WHAT THE TASK REQUIRES:
Omit each picture as you copy the entries exactly.

[Website and app data records]
________
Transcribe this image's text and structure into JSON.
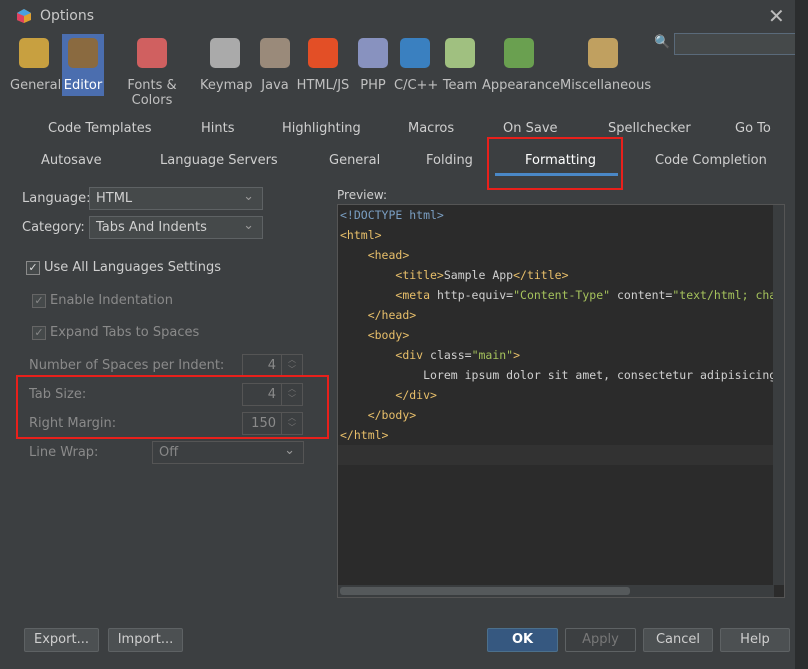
{
  "window": {
    "title": "Options",
    "close_icon": "close-icon"
  },
  "categories": [
    {
      "label": "General",
      "icon": "wrench-gear-icon",
      "color": "#c8a040"
    },
    {
      "label": "Editor",
      "icon": "editor-pencil-icon",
      "color": "#8a6a40",
      "selected": true
    },
    {
      "label": "Fonts & Colors",
      "icon": "fonts-colors-icon",
      "color": "#d06060"
    },
    {
      "label": "Keymap",
      "icon": "keyboard-icon",
      "color": "#aaaaaa"
    },
    {
      "label": "Java",
      "icon": "java-cup-icon",
      "color": "#9a8a7a"
    },
    {
      "label": "HTML/JS",
      "icon": "html5-icon",
      "color": "#e34f26"
    },
    {
      "label": "PHP",
      "icon": "php-icon",
      "color": "#8892bf"
    },
    {
      "label": "C/C++",
      "icon": "cpp-icon",
      "color": "#3a80c0"
    },
    {
      "label": "Team",
      "icon": "team-cubes-icon",
      "color": "#a0c080"
    },
    {
      "label": "Appearance",
      "icon": "appearance-icon",
      "color": "#6aa050"
    },
    {
      "label": "Miscellaneous",
      "icon": "misc-gear-icon",
      "color": "#c0a060"
    }
  ],
  "search": {
    "value": "",
    "icon": "search-icon"
  },
  "tabs_row1": [
    "Code Templates",
    "Hints",
    "Highlighting",
    "Macros",
    "On Save",
    "Spellchecker",
    "Go To"
  ],
  "tabs_row2": [
    "Autosave",
    "Language Servers",
    "General",
    "Folding",
    "Formatting",
    "Code Completion"
  ],
  "active_tab": "Formatting",
  "form": {
    "language_label": "Language:",
    "language_value": "HTML",
    "category_label": "Category:",
    "category_value": "Tabs And Indents",
    "use_all": "Use All Languages Settings",
    "enable_indent": "Enable Indentation",
    "expand_tabs": "Expand Tabs to Spaces",
    "spaces_label": "Number of Spaces per Indent:",
    "spaces_value": "4",
    "tab_size_label": "Tab Size:",
    "tab_size_value": "4",
    "right_margin_label": "Right Margin:",
    "right_margin_value": "150",
    "line_wrap_label": "Line Wrap:",
    "line_wrap_value": "Off"
  },
  "preview": {
    "label": "Preview:"
  },
  "buttons": {
    "export": "Export...",
    "import": "Import...",
    "ok": "OK",
    "apply": "Apply",
    "cancel": "Cancel",
    "help": "Help"
  },
  "highlight_color": "#e8201b"
}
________
ANSWER TO THE EXERCISE:
Transcribe this image's text and structure into JSON.
{
  "window": {
    "title": "Options",
    "close_icon": "close-icon"
  },
  "categories": [
    {
      "label": "General",
      "icon": "wrench-gear-icon",
      "color": "#c8a040"
    },
    {
      "label": "Editor",
      "icon": "editor-pencil-icon",
      "color": "#8a6a40",
      "selected": true
    },
    {
      "label": "Fonts & Colors",
      "icon": "fonts-colors-icon",
      "color": "#d06060"
    },
    {
      "label": "Keymap",
      "icon": "keyboard-icon",
      "color": "#aaaaaa"
    },
    {
      "label": "Java",
      "icon": "java-cup-icon",
      "color": "#9a8a7a"
    },
    {
      "label": "HTML/JS",
      "icon": "html5-icon",
      "color": "#e34f26"
    },
    {
      "label": "PHP",
      "icon": "php-icon",
      "color": "#8892bf"
    },
    {
      "label": "C/C++",
      "icon": "cpp-icon",
      "color": "#3a80c0"
    },
    {
      "label": "Team",
      "icon": "team-cubes-icon",
      "color": "#a0c080"
    },
    {
      "label": "Appearance",
      "icon": "appearance-icon",
      "color": "#6aa050"
    },
    {
      "label": "Miscellaneous",
      "icon": "misc-gear-icon",
      "color": "#c0a060"
    }
  ],
  "search": {
    "value": "",
    "icon": "search-icon"
  },
  "tabs_row1": [
    "Code Templates",
    "Hints",
    "Highlighting",
    "Macros",
    "On Save",
    "Spellchecker",
    "Go To"
  ],
  "tabs_row2": [
    "Autosave",
    "Language Servers",
    "General",
    "Folding",
    "Formatting",
    "Code Completion"
  ],
  "active_tab": "Formatting",
  "form": {
    "language_label": "Language:",
    "language_value": "HTML",
    "category_label": "Category:",
    "category_value": "Tabs And Indents",
    "use_all": "Use All Languages Settings",
    "enable_indent": "Enable Indentation",
    "expand_tabs": "Expand Tabs to Spaces",
    "spaces_label": "Number of Spaces per Indent:",
    "spaces_value": "4",
    "tab_size_label": "Tab Size:",
    "tab_size_value": "4",
    "right_margin_label": "Right Margin:",
    "right_margin_value": "150",
    "line_wrap_label": "Line Wrap:",
    "line_wrap_value": "Off"
  },
  "preview": {
    "label": "Preview:"
  },
  "buttons": {
    "export": "Export...",
    "import": "Import...",
    "ok": "OK",
    "apply": "Apply",
    "cancel": "Cancel",
    "help": "Help"
  },
  "highlight_color": "#e8201b"
}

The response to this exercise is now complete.